Among the records below, find the lines that contain "object" and copy each of them.

** Opening Information shown block **

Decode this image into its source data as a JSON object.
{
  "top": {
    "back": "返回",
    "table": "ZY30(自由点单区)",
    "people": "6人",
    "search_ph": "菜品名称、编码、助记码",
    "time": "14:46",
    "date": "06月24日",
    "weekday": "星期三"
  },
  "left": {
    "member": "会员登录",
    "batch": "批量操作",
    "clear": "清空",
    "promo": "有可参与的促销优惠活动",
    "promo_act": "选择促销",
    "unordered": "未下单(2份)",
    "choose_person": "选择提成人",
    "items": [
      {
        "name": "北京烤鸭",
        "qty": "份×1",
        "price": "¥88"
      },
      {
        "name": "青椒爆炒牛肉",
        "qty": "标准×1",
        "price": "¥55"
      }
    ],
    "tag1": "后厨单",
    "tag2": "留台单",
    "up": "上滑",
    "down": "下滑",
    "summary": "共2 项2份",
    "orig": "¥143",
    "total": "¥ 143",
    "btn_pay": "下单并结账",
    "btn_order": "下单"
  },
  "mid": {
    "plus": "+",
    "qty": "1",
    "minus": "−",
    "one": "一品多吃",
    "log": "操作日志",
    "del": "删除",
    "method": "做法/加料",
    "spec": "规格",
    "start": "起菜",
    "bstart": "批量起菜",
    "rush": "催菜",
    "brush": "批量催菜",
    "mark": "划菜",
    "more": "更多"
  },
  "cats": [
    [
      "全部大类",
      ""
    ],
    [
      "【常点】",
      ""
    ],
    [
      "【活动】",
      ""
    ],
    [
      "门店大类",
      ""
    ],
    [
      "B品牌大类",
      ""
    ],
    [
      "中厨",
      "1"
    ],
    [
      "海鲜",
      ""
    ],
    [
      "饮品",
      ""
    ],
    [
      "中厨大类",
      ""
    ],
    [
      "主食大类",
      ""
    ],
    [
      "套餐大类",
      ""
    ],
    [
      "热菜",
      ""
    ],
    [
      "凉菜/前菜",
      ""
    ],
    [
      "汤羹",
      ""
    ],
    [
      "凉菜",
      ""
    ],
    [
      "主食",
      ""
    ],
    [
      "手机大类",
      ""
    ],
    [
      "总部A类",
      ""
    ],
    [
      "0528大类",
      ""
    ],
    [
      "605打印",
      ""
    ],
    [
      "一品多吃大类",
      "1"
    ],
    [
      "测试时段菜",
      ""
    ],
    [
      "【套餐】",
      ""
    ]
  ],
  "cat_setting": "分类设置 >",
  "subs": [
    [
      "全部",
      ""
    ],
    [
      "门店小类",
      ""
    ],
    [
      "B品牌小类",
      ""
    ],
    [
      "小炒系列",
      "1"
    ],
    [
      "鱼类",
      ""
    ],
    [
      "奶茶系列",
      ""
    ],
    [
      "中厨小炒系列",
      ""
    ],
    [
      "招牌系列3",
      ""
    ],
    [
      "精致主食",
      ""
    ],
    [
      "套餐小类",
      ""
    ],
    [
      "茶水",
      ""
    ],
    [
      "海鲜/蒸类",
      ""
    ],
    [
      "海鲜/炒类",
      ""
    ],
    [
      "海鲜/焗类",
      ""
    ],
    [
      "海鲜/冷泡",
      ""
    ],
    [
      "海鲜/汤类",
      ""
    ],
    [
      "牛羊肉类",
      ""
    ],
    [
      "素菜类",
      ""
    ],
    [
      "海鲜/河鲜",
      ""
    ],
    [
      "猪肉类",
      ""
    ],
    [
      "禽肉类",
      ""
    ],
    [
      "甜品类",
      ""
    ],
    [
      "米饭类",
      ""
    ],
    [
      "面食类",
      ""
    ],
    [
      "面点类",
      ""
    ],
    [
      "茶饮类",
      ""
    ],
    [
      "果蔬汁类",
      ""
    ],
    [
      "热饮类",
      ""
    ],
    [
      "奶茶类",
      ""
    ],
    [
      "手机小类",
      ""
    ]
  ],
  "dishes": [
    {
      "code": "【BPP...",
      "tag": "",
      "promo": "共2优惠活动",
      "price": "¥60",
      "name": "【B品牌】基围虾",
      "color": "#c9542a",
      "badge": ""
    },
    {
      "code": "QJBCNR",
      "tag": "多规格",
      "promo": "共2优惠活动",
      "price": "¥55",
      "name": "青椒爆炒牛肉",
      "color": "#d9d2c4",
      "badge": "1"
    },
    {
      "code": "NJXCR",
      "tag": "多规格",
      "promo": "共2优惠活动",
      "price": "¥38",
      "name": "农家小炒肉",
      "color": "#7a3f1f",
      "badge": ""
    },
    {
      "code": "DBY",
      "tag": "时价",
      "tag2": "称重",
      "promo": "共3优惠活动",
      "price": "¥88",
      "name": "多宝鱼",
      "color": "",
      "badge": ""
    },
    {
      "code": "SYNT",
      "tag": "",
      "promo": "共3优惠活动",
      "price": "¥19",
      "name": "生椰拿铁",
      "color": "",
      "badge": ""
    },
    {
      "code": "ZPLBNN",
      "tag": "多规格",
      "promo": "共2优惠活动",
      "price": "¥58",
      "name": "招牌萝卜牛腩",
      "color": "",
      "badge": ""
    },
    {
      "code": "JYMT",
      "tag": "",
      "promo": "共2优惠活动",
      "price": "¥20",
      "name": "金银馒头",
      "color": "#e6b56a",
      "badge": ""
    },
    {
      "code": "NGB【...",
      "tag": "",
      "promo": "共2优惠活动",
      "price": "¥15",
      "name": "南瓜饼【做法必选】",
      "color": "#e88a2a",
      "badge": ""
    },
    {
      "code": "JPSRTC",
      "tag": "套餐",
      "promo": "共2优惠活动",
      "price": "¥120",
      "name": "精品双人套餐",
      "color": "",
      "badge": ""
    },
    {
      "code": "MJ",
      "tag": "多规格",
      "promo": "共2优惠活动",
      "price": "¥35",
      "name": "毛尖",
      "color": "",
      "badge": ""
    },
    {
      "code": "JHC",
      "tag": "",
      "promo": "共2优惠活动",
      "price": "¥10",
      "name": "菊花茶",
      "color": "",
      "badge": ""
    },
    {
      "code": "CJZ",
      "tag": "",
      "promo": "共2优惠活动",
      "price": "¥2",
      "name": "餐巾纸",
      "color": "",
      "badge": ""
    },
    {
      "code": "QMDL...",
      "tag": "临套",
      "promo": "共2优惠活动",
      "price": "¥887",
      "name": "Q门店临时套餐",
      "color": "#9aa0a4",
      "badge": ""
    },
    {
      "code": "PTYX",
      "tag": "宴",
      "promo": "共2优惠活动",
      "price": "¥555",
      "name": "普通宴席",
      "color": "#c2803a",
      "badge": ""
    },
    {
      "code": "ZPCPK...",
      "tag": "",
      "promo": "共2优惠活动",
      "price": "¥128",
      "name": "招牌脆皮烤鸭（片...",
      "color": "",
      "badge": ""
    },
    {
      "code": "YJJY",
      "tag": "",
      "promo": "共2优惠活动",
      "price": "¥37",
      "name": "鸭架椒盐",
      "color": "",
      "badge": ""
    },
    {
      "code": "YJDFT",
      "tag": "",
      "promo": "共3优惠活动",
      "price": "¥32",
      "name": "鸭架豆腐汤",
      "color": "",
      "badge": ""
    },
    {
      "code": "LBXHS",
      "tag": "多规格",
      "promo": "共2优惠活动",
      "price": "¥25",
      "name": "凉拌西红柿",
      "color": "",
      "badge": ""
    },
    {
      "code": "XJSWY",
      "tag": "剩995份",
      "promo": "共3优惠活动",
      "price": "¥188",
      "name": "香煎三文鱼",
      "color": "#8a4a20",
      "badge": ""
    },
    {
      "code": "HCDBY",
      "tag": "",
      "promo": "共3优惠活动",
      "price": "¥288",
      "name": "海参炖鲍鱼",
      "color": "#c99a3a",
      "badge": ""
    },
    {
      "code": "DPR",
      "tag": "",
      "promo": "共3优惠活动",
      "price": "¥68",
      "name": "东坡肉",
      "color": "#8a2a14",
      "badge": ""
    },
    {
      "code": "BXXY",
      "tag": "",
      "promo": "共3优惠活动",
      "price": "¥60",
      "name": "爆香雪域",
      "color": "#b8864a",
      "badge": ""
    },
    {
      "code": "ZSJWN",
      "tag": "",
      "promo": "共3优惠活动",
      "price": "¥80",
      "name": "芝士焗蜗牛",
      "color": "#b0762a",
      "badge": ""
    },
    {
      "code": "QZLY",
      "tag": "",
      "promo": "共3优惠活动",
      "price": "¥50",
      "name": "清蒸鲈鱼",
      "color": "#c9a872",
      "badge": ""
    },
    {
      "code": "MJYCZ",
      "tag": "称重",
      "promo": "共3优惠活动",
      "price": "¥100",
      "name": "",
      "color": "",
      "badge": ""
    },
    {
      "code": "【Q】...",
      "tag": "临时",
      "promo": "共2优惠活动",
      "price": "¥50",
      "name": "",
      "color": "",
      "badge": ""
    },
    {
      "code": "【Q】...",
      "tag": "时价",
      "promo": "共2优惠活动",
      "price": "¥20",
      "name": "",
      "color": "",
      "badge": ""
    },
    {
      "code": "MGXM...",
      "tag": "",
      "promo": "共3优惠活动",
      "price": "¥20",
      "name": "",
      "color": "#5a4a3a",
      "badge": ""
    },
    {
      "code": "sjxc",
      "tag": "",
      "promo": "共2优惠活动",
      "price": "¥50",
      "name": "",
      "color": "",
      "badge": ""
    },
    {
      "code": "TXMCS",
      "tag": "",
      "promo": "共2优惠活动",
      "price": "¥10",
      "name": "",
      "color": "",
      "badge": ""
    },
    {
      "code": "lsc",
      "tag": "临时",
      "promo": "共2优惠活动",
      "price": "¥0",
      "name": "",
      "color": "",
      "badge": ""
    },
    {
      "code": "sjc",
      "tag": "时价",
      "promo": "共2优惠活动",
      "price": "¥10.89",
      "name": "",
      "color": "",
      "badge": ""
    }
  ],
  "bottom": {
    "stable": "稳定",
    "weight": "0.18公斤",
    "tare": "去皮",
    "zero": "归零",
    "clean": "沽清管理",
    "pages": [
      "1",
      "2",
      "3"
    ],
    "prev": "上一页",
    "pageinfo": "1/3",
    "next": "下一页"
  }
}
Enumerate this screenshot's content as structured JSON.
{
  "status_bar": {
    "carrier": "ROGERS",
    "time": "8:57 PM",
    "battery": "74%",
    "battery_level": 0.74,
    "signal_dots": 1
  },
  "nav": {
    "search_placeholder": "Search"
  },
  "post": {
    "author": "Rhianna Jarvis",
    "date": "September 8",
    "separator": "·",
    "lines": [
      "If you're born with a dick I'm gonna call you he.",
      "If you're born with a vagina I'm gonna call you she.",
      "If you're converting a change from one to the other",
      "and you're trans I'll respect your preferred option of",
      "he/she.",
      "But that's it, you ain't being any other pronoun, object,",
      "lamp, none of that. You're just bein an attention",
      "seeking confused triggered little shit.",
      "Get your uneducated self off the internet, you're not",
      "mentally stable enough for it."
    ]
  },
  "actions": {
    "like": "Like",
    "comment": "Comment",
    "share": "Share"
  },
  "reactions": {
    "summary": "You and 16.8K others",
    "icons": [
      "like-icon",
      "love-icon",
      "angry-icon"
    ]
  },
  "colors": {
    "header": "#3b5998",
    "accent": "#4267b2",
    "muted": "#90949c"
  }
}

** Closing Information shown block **

Response:
Decode this image into its source data as a JSON object.
      "But that's it, you ain't being any other pronoun, object,",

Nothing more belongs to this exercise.